The link between cancer and your diet is as mysterious as the genesis of the disease and how it spreads. So many research work has pointed to how nutrients may help prevent or conversely, lead to cancer.
While there are many factors you can’t change that increase your cancer risk, such as genetics and environment, there are others you can control.
According to the statement above, we’ll discuss so risk factors and importance of nutrients and how they could prevent cancer or lead to it.
Some evidence suggests higher calcium intake can lower the risk for cancer, especially colorectal cancer. Researchers believe calcium binds to bile acids and fatty acids in the gastrointestinal tract.
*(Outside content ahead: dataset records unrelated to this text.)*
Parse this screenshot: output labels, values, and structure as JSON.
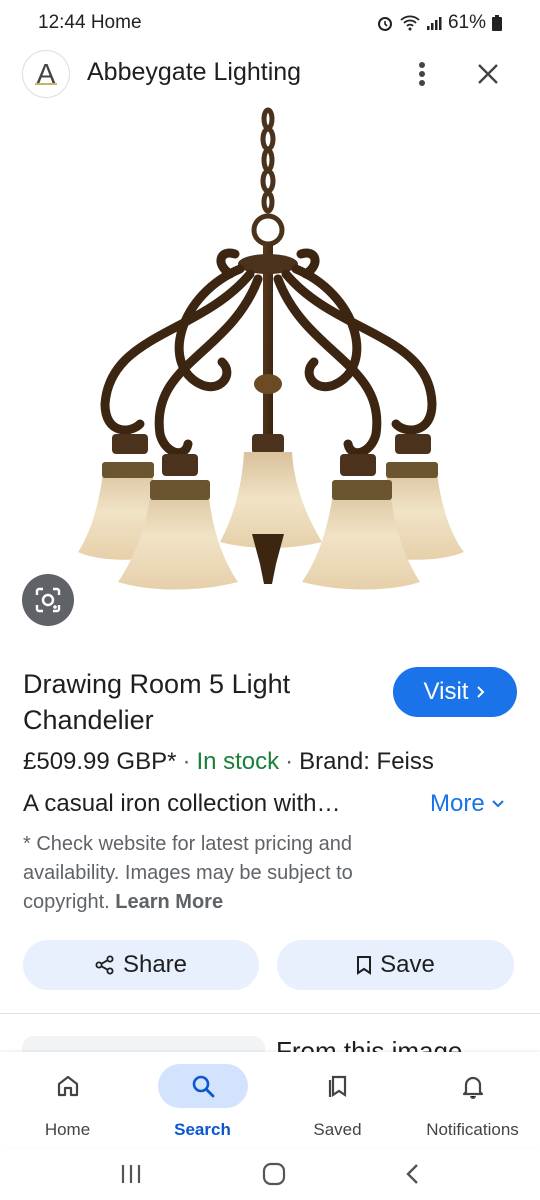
{
  "status_bar": {
    "time": "12:44",
    "label": "Home",
    "battery": "61%"
  },
  "header": {
    "logo_letter": "A",
    "site_name": "Abbeygate Lighting"
  },
  "product": {
    "title": "Drawing Room 5 Light Chandelier",
    "visit_label": "Visit",
    "price": "£509.99 GBP*",
    "stock": "In stock",
    "brand": "Brand: Feiss",
    "description": "A casual iron collection with…",
    "more_label": "More",
    "disclaimer": "* Check website for latest pricing and availability. Images may be subject to copyright.",
    "learn_more": "Learn More"
  },
  "actions": {
    "share_label": "Share",
    "save_label": "Save"
  },
  "related": {
    "title": "From this image"
  },
  "bottom_nav": [
    {
      "label": "Home",
      "icon": "home-icon"
    },
    {
      "label": "Search",
      "icon": "search-icon",
      "active": true
    },
    {
      "label": "Saved",
      "icon": "saved-icon"
    },
    {
      "label": "Notifications",
      "icon": "bell-icon"
    }
  ],
  "colors": {
    "accent": "#1a73e8",
    "stock_green": "#188038",
    "chip_bg": "#e8f0fe",
    "nav_active_bg": "#d3e3fd"
  }
}
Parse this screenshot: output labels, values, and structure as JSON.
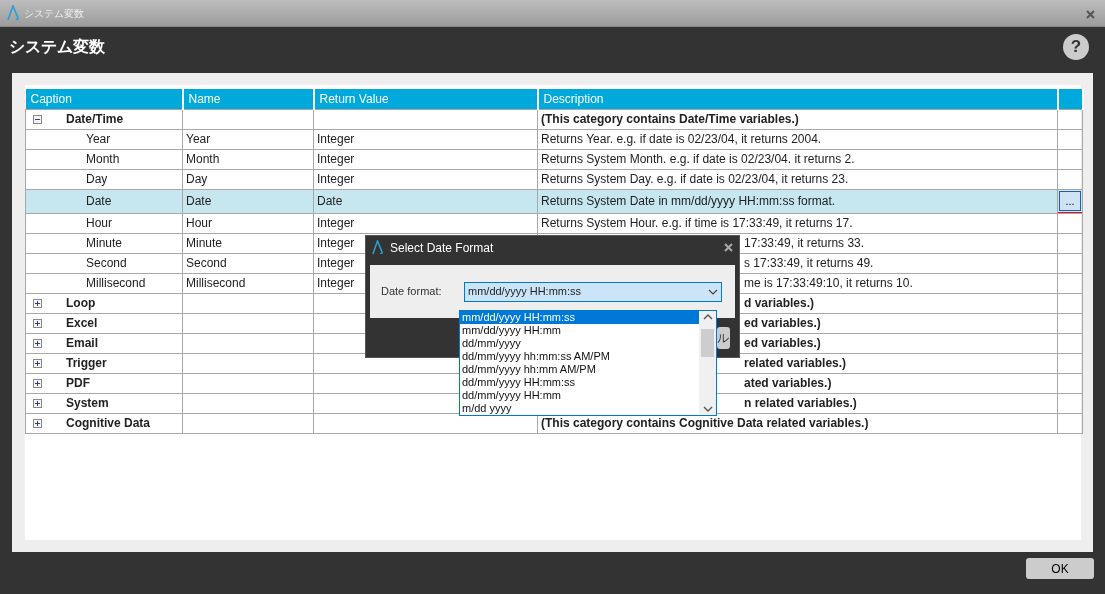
{
  "window": {
    "title": "システム変数",
    "heading": "システム変数",
    "help": "?"
  },
  "table": {
    "columns": [
      "Caption",
      "Name",
      "Return Value",
      "Description"
    ],
    "rows": [
      {
        "caption": "Date/Time",
        "expanded": true,
        "description": "(This category contains Date/Time variables.)",
        "children": [
          {
            "caption": "Year",
            "name": "Year",
            "return_value": "Integer",
            "description": "Returns Year. e.g. if date is 02/23/04, it returns 2004.",
            "selected": false
          },
          {
            "caption": "Month",
            "name": "Month",
            "return_value": "Integer",
            "description": "Returns System Month. e.g. if date is 02/23/04. it returns 2.",
            "selected": false
          },
          {
            "caption": "Day",
            "name": "Day",
            "return_value": "Integer",
            "description": "Returns System Day. e.g. if date is 02/23/04, it returns 23.",
            "selected": false
          },
          {
            "caption": "Date",
            "name": "Date",
            "return_value": "Date",
            "description": "Returns System Date in mm/dd/yyyy HH:mm:ss format.",
            "selected": true,
            "button": "..."
          },
          {
            "caption": "Hour",
            "name": "Hour",
            "return_value": "Integer",
            "description": "Returns System Hour. e.g. if time is 17:33:49, it returns 17.",
            "selected": false
          },
          {
            "caption": "Minute",
            "name": "Minute",
            "return_value": "Integer",
            "description": "17:33:49, it returns 33.",
            "selected": false,
            "covered": true
          },
          {
            "caption": "Second",
            "name": "Second",
            "return_value": "Integer",
            "description": "s 17:33:49, it returns 49.",
            "selected": false,
            "covered": true
          },
          {
            "caption": "Millisecond",
            "name": "Millisecond",
            "return_value": "Integer",
            "description": "me is 17:33:49:10, it returns 10.",
            "selected": false,
            "covered": true
          }
        ]
      },
      {
        "caption": "Loop",
        "expanded": false,
        "description": "d variables.)",
        "covered": true
      },
      {
        "caption": "Excel",
        "expanded": false,
        "description": "ed variables.)",
        "covered": true
      },
      {
        "caption": "Email",
        "expanded": false,
        "description": "ed variables.)",
        "covered": true
      },
      {
        "caption": "Trigger",
        "expanded": false,
        "description": "related variables.)",
        "covered": true
      },
      {
        "caption": "PDF",
        "expanded": false,
        "description": "ated variables.)",
        "covered": true
      },
      {
        "caption": "System",
        "expanded": false,
        "description": "n related variables.)",
        "covered": true
      },
      {
        "caption": "Cognitive Data",
        "expanded": false,
        "description": "(This category contains Cognitive Data related variables.)"
      }
    ]
  },
  "dialog": {
    "title": "Select Date Format",
    "field_label": "Date format:",
    "value": "mm/dd/yyyy HH:mm:ss",
    "button_fragment": "ル",
    "options": [
      {
        "label": "mm/dd/yyyy HH:mm:ss",
        "selected": true
      },
      {
        "label": "mm/dd/yyyy HH:mm",
        "selected": false
      },
      {
        "label": "dd/mm/yyyy",
        "selected": false
      },
      {
        "label": "dd/mm/yyyy hh:mm:ss AM/PM",
        "selected": false
      },
      {
        "label": "dd/mm/yyyy hh:mm AM/PM",
        "selected": false
      },
      {
        "label": "dd/mm/yyyy HH:mm:ss",
        "selected": false
      },
      {
        "label": "dd/mm/yyyy HH:mm",
        "selected": false
      },
      {
        "label": "m/dd yyyy",
        "selected": false
      }
    ]
  },
  "footer": {
    "ok": "OK"
  }
}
This acts as a shield to protect cells from the damaging stomach acids.
However, other research has shown that extra calcium—2,000 milligrams (mg) or more per day—may be linked to a higher risk of prostate cancer.
EXCESS CONSUMPTION OF ENERGY (CALORIES)
Excess consumption of calories without matching amount of physical activity would lead to an overload of unused energy thereby leading to obesity.
It was estimated in a recent study, from a prospective cancer prevention cohort, that overweight and obesity accounted for 14 percent of all cancer deaths in men and 20 percent of those in women. Significant positive associations were found between obesity and higher death rates for the following cancers: esophagus, colon and rectum, liver, gallbladder, pancreas, kidney, stomach (in men), prostate, breast, uterus, cervix, and ovary.
Refined sugar which is a high energy, low nutrient density foods is commonly present in foods termed ‘junks’. This also has been associated with different types of cancers especially colo-rectal cancer.
A diet void of unrefined plant foods would be low in fiber. This type of diet has been linked to high risks of rectal cancer.
Alcohol is an antagonist of folate. Folate is a B vitamin which helps in DNA synthesis. Over consumption of alcohol leads to low levels of folate in both men and women and this could lead to colon cancer in men and cervical cancer in women.
These are available to help prevent free radicals that damage cells within the body. Its important to consume a variety of fruits and vegetables as they contain different types of antioxidants.
PROCESSED RED MEAT
Processed meat is any meat that has been smoked or fermented or includes added salt and nitrites to enhance flavor. The mechanism is not yet known but the connection between cancer and processed red meat is consistent.
The reaction between nitrites and heme-iron in red meat might just lead to cell mutations.
Probiotics are friendly bacteria contained in foods like yoghurt, kefir, sauerkraut etc. they are beneficial to their host and help balance the gut environment. Probiotics produce short chain fatty acids in the colon, which acidify the environment. Lower colon pH is associated with lower incidence of colon cancer.
Vitamin D is produced primarily from the exposure of the skin to sunshine. Even casual exposure of the face, hands, and arms in the summer generates a large amount of vitamin D.
The concentration of the active hormonal form of vitamin D is tightly regulated in the blood by the kidneys. This active hormonal form of vitamin D has the potent anti-cancer properties.
HIGH AMOUNTS OF SALTED FOODS
Eating large amounts of salted foods, such as salt preserved fish, is associated with an increased risk; this might be caused by the salt itself or by carcinogens derived from the nitrites in many preserved foods. Salted food might increase the risk of Helicobacter pylori infection (an established cause of stomach cancer.
Your food choices and lifestyle could probably predispose you to the risk of developing various types of cancers, especially gut related cancers .
Lifestyle modification can’t really be over emphasized when it comes to healthy living.